The success of the European Concorde was compromised from its inception by the fact that the time it gained flying, it lost refueling. Supersonic propulsion requires much fuel and small payloads. The gasoline content in hydrogen (the principal energy agent) is not high enough to permit long-distance supersonic travel. In retrospect, the scrapping of the supersonic transport project (SST) back in 1971 by the Senate may have been symptomatic of fundamental, if unconscious, reasoning. The technologies at hand were simply not suitable for commercial (i.e. voluminous) supersonic travel.
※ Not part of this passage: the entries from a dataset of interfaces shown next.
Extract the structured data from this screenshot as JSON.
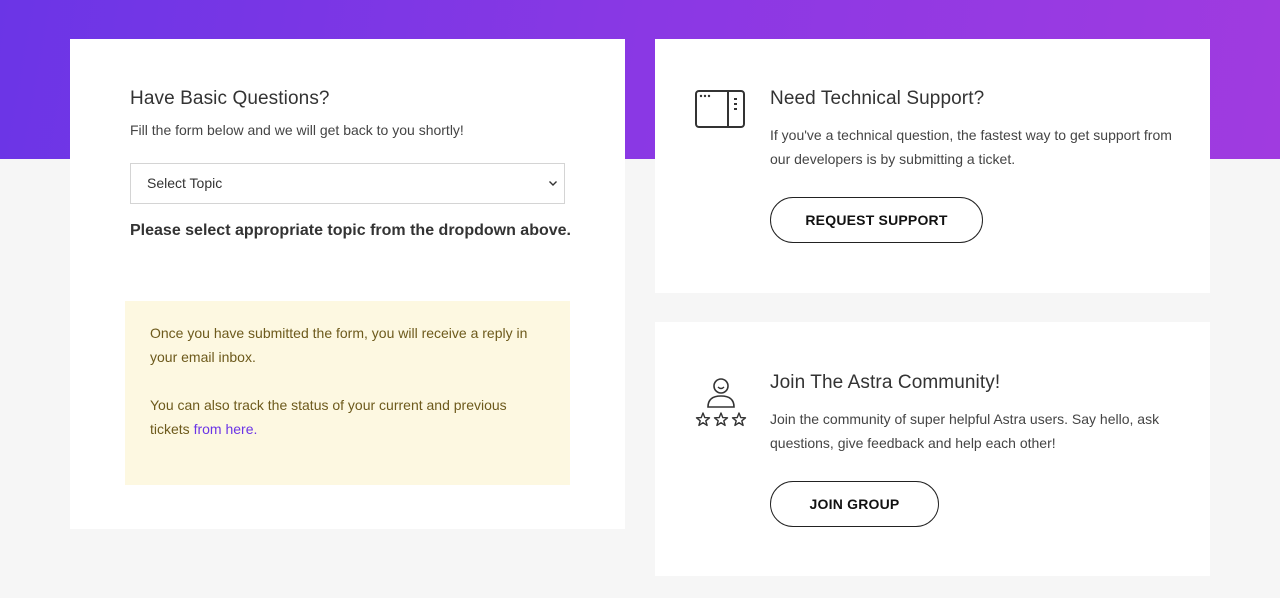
{
  "basic_questions": {
    "title": "Have Basic Questions?",
    "subtitle": "Fill the form below and we will get back to you shortly!",
    "topic_select": {
      "selected": "Select Topic"
    },
    "hint": "Please select appropriate topic from the dropdown above.",
    "notice": {
      "line1": "Once you have submitted the form, you will receive a reply in your email inbox.",
      "line2_prefix": "You can also track the status of your current and previous tickets ",
      "line2_link": "from here."
    }
  },
  "technical_support": {
    "icon": "window-panel-icon",
    "title": "Need Technical Support?",
    "description": "If you've a technical question, the fastest way to get support from our developers is by submitting a ticket.",
    "button_label": "REQUEST SUPPORT"
  },
  "community": {
    "icon": "user-rating-icon",
    "title": "Join The Astra Community!",
    "description": "Join the community of super helpful Astra users. Say hello, ask questions, give feedback and help each other!",
    "button_label": "JOIN GROUP"
  },
  "colors": {
    "hero_gradient_start": "#6b35e6",
    "hero_gradient_end": "#a03be0",
    "link": "#6b35e6",
    "notice_bg": "#fdf8e1",
    "notice_text": "#6d5a1c"
  }
}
The only example of massive supersonic travel today is found in rocket technology and space vehicles. They invariably use pure hydrogen as fuel, in liquid form. Furthermore, hydrogen is aviation痴 typical fuel. There is a discussion of transport infrastructures in Predictions in which primary energy sources are coupled to means of transportation. Gasoline is the typical fuel for cars even though some cars are electric and we may see cars run on natural gas soon. Similarly, the typical fuel for trains was coal even if today痴 trains run mostly on electricity produced from oil, and early trains ran on wood. Airplanes have been so far fueled by gasoline the same way trains were fueled by wood in the 19th century. The typical fuel for airplanes, however, is most likely going to be a liquid form of natural gas, much richer in hydrogen than gasoline.
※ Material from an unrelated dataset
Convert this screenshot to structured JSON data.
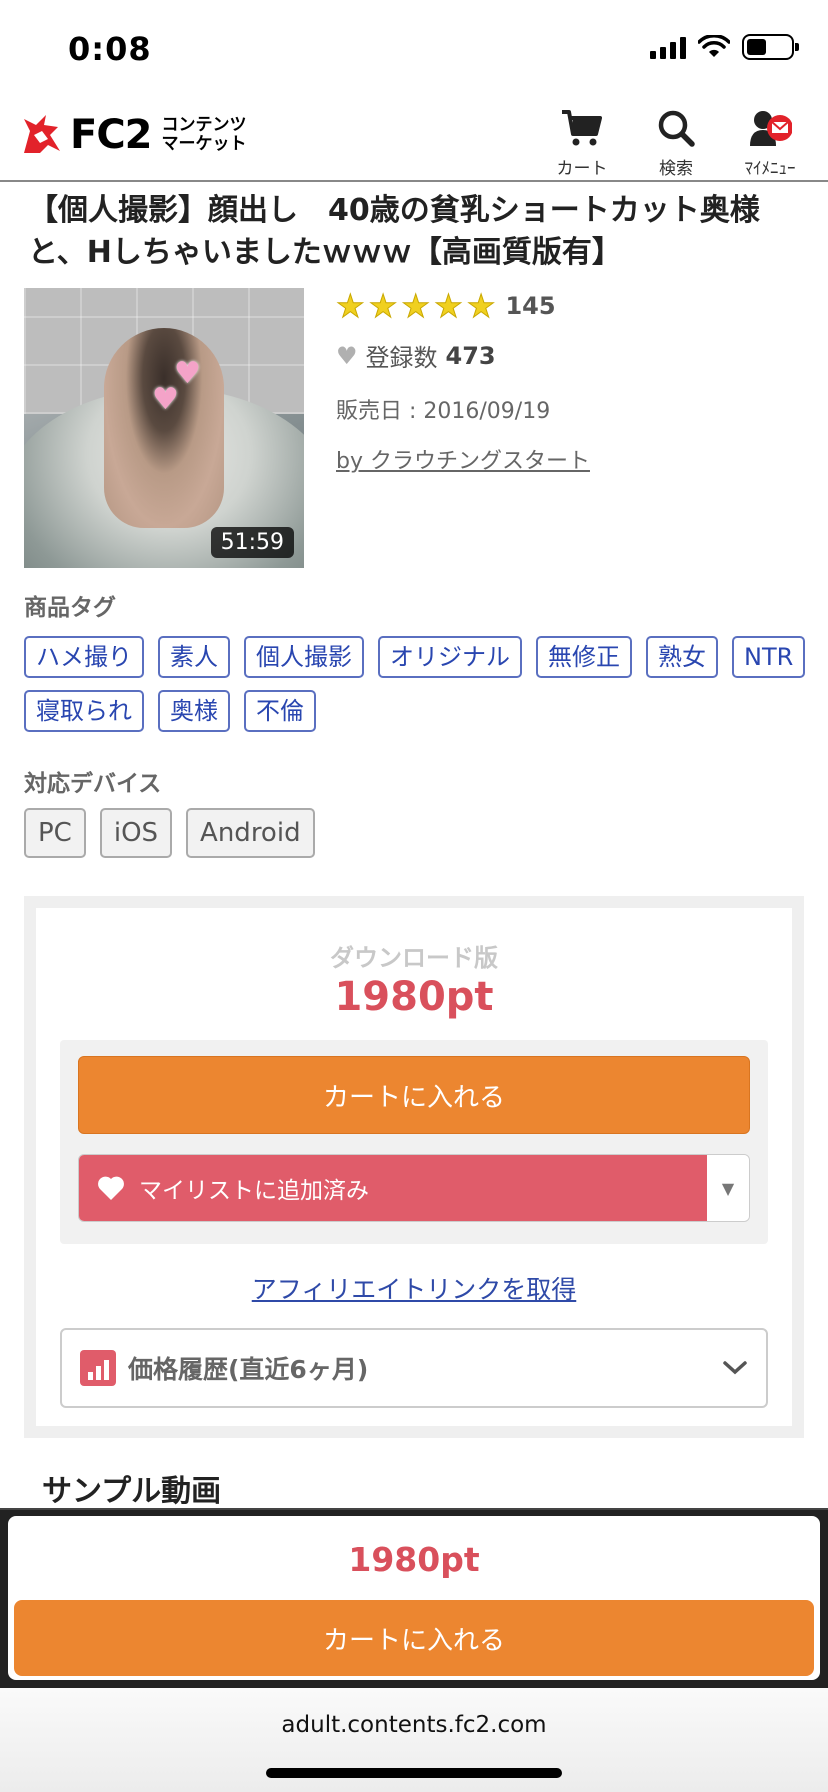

The Concord proved one thing, however, that supersonic travel is here to stay. The plane enjoyed much publicity and popularity. It made a cultural dent and demonstrated public痴 appreciation and need for high-speed travel. The fact that it had to close operations, if somewhat prematurely, was predictable. But instead of a failure Concord constitutes a 菟recursor. In last week痴 newsletter there was a drawing depicting first-order deviations from a natural-growth pattern. That drawing is reproduced in Exhibit 3 below with dates on it representing milestones in commercial supersonic air travel.

 

 

Exhibit 3. The natural growth pattern often shows deviations from the S-shaped pattern such as precursors, overshoots and catching-up effects, see Predictions. Dates at 27-year intervals begin with Concord痴 launch in 1976.

 

Following the Concord (菟recursor in the drawing) there may be a period of another 27 years or so with no commercial supersonic planes. However, once the new-fuel technology becomes established, growth in supersonic travel will be rapid because of pent-up demand. If airplane-manufacturing companies did their jobs right they should soon begin the designing of the next generation aircraft. Considering the long development time, this is the only way to timely answer the demand.